### [Task item]
All of the data must be output without alteration.

### [Provided records]
┄┄┄┄┄┄┄┄┄┄┄┄┄┄┄┄┄┄┄┄

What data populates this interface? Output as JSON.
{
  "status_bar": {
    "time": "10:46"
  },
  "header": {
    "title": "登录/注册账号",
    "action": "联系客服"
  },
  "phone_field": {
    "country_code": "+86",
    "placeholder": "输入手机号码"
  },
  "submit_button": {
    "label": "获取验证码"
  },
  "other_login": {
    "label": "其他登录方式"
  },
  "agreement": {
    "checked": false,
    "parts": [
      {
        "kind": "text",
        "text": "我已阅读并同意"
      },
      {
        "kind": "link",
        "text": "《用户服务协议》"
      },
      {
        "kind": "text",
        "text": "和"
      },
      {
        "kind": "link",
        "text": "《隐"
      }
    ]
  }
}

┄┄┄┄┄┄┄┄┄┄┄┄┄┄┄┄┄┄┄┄

### [Output]
What data populates this interface? Output as JSON.
{
  "status_bar": {
    "time": "10:46"
  },
  "header": {
    "title": "登录/注册账号",
    "action": "联系客服"
  },
  "phone_field": {
    "country_code": "+86",
    "placeholder": "输入手机号码"
  },
  "submit_button": {
    "label": "获取验证码"
  },
  "other_login": {
    "label": "其他登录方式"
  },
  "agreement": {
    "checked": false,
    "parts": [
      {
        "kind": "text",
        "text": "我已阅读并同意"
      },
      {
        "kind": "link",
        "text": "《用户服务协议》"
      },
      {
        "kind": "text",
        "text": "和"
      },
      {
        "kind": "link",
        "text": "《隐"
      }
    ]
  }
}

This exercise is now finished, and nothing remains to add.